Alright, lets see the facts first. Real money supply doubles since the Great Financial Crisis, mainly due to QE programmes, partly to higher money demand on behalf of households, and deleveraging of the advanced economies. Meanwhile, output gaps are closing. However, overall demand is still sluggish, rather the lack of investments, demographics, and human capital depreciation contributes to a lower potential GDP level and narrowing the gap. One way or another, extra capacity shrank in the economy, easing deflationary pressures, which isn’t homogen in the first place. For instance just take a look at housing, education, or health care numbers.
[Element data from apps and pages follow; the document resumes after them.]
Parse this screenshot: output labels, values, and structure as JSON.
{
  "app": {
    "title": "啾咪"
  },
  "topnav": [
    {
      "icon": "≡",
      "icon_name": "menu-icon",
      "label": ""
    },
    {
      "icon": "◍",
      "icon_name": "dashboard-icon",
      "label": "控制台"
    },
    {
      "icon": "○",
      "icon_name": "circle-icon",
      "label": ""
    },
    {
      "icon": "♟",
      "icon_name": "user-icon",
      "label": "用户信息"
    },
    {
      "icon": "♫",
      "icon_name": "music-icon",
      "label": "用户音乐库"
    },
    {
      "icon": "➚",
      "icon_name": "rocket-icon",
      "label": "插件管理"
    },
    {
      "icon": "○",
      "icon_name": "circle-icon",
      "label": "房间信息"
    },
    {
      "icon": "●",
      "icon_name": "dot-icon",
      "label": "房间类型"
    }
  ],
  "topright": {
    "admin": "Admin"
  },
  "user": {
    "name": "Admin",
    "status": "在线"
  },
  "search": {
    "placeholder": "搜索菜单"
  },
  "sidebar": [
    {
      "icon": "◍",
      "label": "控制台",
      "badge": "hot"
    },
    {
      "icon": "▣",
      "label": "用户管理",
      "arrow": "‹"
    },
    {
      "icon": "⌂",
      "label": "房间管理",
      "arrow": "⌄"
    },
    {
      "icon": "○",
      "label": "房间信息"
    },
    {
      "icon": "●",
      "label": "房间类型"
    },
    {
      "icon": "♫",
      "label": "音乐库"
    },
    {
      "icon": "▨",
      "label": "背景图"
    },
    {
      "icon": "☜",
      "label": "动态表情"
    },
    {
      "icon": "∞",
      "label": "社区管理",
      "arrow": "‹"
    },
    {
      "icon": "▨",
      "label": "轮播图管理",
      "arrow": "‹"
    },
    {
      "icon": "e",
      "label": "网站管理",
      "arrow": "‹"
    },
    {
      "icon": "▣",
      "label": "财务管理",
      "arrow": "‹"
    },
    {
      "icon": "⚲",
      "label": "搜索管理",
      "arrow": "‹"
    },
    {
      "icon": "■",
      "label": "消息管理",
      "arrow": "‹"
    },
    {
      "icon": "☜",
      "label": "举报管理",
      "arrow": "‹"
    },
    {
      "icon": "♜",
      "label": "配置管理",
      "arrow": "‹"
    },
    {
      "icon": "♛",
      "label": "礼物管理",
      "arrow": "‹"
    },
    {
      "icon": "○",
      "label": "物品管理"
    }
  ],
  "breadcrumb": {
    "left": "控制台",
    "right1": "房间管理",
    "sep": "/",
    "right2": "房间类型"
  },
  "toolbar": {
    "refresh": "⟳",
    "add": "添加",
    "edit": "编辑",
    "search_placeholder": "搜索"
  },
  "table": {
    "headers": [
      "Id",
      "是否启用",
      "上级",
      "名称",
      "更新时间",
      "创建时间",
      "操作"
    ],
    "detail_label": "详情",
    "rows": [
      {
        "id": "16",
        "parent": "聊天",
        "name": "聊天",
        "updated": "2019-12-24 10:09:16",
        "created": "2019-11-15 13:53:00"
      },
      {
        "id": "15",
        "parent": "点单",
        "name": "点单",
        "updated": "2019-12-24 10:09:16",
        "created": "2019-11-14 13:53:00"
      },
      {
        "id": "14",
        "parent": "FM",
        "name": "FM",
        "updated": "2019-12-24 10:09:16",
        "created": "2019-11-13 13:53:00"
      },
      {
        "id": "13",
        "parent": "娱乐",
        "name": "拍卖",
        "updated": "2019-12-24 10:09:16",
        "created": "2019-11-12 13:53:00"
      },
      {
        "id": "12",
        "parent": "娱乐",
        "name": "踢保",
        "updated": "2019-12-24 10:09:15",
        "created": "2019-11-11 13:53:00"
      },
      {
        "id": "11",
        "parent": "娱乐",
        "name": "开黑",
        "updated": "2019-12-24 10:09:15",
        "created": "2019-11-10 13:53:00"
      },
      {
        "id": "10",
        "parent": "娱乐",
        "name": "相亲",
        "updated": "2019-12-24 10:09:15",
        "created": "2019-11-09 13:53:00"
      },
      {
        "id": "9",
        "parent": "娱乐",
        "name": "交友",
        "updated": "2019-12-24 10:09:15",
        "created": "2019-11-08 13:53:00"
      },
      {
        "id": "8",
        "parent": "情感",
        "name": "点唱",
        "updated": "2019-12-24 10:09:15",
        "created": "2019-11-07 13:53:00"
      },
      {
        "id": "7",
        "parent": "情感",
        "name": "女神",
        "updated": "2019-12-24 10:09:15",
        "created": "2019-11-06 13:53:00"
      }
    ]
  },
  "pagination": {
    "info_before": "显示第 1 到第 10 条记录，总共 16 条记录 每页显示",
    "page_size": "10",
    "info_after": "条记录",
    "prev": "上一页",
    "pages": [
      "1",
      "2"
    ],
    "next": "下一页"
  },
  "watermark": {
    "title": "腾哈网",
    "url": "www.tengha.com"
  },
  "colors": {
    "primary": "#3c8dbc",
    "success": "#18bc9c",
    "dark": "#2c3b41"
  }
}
Subsequently, on top of all of this, comes the new fiscal stimulus, promising infrastructural developments (roads, bidges, The Great Mexican Wall, etc.), and tax cuttings. Eight years after the GFC, economy at full employment, output gaps shrinking. However, one shouldn’t be blinded by the macro picture, the manufaturing sector (consisting of many of the new President-elect’s supporters) still struggling with a production slack. The sector still recovers from cyclical(?) unemployment, low labour force participation rates, and high overcapacity.
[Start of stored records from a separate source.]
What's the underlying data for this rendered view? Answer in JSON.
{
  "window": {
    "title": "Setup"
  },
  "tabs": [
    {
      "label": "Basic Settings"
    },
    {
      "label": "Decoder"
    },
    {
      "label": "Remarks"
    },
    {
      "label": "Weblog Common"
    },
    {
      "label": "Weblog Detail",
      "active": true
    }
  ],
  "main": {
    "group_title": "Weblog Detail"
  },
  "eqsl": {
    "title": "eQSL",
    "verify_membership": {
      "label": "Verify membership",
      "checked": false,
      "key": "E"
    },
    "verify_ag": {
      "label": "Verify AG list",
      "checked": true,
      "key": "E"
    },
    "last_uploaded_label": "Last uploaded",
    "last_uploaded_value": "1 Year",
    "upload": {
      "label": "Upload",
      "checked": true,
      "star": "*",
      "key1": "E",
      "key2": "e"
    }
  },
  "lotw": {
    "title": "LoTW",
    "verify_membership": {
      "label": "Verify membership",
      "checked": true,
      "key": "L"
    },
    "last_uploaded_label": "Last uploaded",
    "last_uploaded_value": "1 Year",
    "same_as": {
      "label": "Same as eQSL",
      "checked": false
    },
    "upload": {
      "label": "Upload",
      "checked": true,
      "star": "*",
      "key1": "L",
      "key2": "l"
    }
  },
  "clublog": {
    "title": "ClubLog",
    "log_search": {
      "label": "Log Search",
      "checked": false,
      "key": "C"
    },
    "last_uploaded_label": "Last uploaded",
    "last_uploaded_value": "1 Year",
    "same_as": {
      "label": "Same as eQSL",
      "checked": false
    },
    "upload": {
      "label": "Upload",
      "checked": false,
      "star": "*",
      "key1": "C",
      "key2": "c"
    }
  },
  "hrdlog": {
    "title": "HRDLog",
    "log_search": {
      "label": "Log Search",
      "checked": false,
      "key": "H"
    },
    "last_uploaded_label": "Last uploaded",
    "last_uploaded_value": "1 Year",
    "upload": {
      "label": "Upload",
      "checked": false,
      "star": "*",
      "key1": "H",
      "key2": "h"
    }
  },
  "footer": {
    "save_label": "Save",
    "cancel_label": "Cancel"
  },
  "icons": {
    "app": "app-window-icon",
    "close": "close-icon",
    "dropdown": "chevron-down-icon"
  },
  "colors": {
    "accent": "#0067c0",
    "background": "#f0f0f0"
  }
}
Although the fiscal spending could consume much of this overcapacity, benefiting the sector, but again, the rest of the economy is running on (nearly) full steam. The spillover effects would just increase the prices through economic bidding, but wouldn’t bring any significant amount of new products on the market in the short run given the constraints. In real terms manufacturing workers would bring less home, which would certainly increase employment, but the overall sector would almost certainly be worse off. The already working people would give up more than the new entrants earn.
Conclusively, the policy can more than easily end up harm the economic interests of the people it aimed to help, and could cause a spike in short term inflation number, since the rest of the economy is facing constraints. Or maybe I totally misunderstood the new policies intention, and it only wants people to look at nice big numbers.